YOUR TASK
Take from the listing each line that has the string "avatar".

RECORDS SHOWN
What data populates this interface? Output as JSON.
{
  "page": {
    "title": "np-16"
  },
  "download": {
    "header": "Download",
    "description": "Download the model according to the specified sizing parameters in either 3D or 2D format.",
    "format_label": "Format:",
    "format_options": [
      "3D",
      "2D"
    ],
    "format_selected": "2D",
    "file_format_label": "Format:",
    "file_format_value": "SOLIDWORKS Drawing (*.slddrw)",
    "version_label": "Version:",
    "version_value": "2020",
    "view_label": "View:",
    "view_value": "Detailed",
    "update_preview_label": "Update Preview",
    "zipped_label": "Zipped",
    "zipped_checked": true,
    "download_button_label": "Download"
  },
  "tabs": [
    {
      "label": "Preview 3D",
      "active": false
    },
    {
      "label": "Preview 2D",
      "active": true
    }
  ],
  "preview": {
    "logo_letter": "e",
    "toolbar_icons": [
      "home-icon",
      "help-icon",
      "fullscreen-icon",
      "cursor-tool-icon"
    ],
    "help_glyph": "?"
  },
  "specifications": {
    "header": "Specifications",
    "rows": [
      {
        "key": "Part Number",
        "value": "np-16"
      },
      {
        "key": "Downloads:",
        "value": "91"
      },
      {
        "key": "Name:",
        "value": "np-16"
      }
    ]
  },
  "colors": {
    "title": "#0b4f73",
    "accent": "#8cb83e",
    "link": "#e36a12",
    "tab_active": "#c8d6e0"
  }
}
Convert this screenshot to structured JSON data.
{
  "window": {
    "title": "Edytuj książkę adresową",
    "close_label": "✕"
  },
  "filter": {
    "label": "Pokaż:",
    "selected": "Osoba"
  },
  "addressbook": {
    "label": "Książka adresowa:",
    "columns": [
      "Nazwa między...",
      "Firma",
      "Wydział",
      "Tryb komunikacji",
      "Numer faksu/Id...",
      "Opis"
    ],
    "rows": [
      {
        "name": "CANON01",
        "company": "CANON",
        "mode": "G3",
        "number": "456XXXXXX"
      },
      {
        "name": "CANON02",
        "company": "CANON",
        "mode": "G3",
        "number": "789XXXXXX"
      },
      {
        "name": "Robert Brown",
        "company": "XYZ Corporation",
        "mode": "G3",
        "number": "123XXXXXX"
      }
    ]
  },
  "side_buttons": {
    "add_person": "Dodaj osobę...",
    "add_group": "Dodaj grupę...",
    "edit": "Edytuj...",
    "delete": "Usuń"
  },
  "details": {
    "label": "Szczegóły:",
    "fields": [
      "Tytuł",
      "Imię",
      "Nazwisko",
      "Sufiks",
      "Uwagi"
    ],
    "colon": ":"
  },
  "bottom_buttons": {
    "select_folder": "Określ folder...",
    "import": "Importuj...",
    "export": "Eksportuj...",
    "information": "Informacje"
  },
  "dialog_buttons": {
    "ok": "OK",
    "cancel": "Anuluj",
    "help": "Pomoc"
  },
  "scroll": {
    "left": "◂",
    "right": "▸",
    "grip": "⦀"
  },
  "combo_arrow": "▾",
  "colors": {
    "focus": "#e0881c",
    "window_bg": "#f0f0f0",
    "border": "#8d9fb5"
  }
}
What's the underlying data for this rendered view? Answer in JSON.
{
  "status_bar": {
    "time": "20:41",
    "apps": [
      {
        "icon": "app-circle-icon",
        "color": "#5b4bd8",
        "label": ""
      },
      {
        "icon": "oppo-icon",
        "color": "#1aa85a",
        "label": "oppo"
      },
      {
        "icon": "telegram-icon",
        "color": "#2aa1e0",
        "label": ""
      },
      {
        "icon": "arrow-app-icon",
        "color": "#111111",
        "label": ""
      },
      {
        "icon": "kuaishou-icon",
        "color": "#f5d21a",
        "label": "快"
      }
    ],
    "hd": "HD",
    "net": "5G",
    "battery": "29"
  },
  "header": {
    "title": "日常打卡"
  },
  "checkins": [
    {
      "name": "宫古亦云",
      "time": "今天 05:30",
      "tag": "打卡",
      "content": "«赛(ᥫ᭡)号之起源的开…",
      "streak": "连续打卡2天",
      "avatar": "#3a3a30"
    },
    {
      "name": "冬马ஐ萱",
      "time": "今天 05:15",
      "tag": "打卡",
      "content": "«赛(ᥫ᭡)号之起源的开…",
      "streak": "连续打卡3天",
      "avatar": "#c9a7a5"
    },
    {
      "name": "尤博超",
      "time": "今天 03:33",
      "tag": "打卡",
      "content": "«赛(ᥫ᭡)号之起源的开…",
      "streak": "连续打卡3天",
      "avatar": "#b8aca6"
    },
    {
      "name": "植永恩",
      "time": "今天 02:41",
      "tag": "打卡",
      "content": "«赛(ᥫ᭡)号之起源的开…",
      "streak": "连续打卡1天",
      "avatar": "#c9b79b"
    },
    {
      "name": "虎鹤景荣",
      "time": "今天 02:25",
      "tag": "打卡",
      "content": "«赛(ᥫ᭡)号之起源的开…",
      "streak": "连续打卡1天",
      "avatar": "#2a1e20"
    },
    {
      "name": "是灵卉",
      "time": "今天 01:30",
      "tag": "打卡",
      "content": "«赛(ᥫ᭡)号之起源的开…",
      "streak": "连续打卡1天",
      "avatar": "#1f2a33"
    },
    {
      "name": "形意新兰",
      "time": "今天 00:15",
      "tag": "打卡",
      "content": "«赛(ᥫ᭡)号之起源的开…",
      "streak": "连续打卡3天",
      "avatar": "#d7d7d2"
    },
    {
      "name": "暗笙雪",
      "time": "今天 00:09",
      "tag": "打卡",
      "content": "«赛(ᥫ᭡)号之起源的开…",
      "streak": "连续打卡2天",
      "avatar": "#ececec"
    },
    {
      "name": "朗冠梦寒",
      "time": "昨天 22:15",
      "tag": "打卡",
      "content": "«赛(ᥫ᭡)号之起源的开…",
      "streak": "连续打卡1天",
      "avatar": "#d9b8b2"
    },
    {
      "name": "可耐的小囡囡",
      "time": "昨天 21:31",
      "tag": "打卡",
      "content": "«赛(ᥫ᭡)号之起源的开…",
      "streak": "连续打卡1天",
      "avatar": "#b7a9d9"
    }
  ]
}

EXERCISE RESULT
      "avatar": "#3a3a30"
      "avatar": "#c9a7a5"
      "avatar": "#b8aca6"
      "avatar": "#c9b79b"
      "avatar": "#2a1e20"
      "avatar": "#1f2a33"
      "avatar": "#d7d7d2"
      "avatar": "#ececec"
      "avatar": "#d9b8b2"
      "avatar": "#b7a9d9"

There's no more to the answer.